Well armed (or so I thought), down I went into the laundry area of the garage to do the job. Everyone who knows me will tell you I am not an external freaker. The only way you can tell I’m under stress is by my rapid body movements and the furrowed concentration in my brow. I rarely acknowledge the stress of a given moment until long after that moment has passed and last night was no exception. I placed my poor desperate puppy into the utility sink and dowsed him with tomato juice, then vinegar, then tomato juice, then vinegar. Still the greasy, yellow, smelly stuff remained. After about 15 minutes I realized this wasn’t working. I rinsed the dog, dried him off, left him in the garage to rub on the old carpets we use to store our shoes and ran back to my computer. Thank God for the Internet.

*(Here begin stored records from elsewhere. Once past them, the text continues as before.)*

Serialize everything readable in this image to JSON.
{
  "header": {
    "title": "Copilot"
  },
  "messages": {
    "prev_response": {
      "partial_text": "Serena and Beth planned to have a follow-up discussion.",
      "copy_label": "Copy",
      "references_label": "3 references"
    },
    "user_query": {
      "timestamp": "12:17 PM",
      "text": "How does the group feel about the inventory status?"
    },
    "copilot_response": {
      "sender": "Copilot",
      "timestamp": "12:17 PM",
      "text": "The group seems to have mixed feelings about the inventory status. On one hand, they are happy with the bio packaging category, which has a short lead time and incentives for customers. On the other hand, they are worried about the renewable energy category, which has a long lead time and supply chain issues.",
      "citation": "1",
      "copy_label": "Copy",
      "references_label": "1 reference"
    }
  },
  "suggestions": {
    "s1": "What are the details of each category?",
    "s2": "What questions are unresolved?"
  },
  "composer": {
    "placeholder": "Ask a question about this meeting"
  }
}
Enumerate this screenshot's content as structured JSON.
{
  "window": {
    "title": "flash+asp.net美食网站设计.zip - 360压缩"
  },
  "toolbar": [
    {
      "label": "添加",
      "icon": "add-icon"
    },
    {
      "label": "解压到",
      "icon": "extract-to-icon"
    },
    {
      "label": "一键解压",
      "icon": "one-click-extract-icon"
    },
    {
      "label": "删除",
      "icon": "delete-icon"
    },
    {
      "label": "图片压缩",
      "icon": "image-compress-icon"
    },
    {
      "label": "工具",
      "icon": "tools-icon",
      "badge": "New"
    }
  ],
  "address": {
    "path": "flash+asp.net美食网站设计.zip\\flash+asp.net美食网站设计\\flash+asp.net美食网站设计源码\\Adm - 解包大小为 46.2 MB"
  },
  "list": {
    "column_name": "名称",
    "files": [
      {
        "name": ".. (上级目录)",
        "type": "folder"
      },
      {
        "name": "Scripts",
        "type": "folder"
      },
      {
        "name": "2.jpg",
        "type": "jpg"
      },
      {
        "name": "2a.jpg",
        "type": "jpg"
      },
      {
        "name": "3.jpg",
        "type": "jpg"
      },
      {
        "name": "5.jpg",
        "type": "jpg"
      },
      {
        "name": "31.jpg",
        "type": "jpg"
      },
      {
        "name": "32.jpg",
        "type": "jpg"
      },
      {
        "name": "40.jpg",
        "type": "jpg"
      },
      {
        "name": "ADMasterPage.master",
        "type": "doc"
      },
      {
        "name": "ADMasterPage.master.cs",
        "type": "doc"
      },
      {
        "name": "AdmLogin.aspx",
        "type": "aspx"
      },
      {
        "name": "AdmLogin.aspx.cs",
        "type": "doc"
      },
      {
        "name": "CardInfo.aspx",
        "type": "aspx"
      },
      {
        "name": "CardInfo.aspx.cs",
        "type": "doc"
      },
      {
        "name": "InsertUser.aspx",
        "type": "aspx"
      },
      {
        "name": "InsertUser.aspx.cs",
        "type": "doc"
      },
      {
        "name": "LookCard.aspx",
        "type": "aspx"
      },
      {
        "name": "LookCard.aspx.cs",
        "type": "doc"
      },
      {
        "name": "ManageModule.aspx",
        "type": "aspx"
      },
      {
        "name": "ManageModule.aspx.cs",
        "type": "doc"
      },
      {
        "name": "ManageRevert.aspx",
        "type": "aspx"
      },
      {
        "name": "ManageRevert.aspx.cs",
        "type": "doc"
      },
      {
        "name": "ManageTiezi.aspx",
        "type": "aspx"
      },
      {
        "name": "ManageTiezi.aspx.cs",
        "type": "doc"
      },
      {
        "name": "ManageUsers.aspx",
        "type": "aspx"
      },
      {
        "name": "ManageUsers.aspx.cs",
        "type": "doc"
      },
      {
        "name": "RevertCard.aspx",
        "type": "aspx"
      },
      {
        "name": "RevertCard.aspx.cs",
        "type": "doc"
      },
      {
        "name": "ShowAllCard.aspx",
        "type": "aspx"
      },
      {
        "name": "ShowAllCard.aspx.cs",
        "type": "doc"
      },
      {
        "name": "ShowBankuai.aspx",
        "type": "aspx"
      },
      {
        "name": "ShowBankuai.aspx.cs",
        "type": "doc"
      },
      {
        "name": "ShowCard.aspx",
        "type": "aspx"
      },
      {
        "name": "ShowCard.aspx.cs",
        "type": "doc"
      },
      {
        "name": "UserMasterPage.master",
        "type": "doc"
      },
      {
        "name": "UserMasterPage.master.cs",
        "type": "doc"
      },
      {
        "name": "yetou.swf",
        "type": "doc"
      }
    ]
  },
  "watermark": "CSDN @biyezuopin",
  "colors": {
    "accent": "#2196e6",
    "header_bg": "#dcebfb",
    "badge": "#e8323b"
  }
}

I googled “how to remove skunk smell from dogs.” The first entry that popped up was from About.com (a site I’ve found useful many, many times). This quote immediately popped out at me:
“Hey, that’s what I thought,” I said to myself cursing the millions of people who still believe this crap. Fortunately, the ingredients for the household chemical cure are the same ingredients I use to keep my hot-tub clean and naturally toxin-free, Hydrogen-Peroxide and Baking Soda. I quickly found the ingredients and whipped up a batch. Within minutes, faithful Finn’s eyes were back to normal, his fur was white (or at least off-white) and the smell was starting to disappear. Exhausted, I toweled him off, removed my nightgown, and began the job of household clean up. I had to throw out the duvet cover, the carpets are being cleaned as we speak, and the stench still lingers in my nose.
This weekend I will be purchasing a bin composting system like a normal person, installing the screen doors that came with my sliders, and heading back down to the garden. If you smell me coming towards you, run, don’t walk.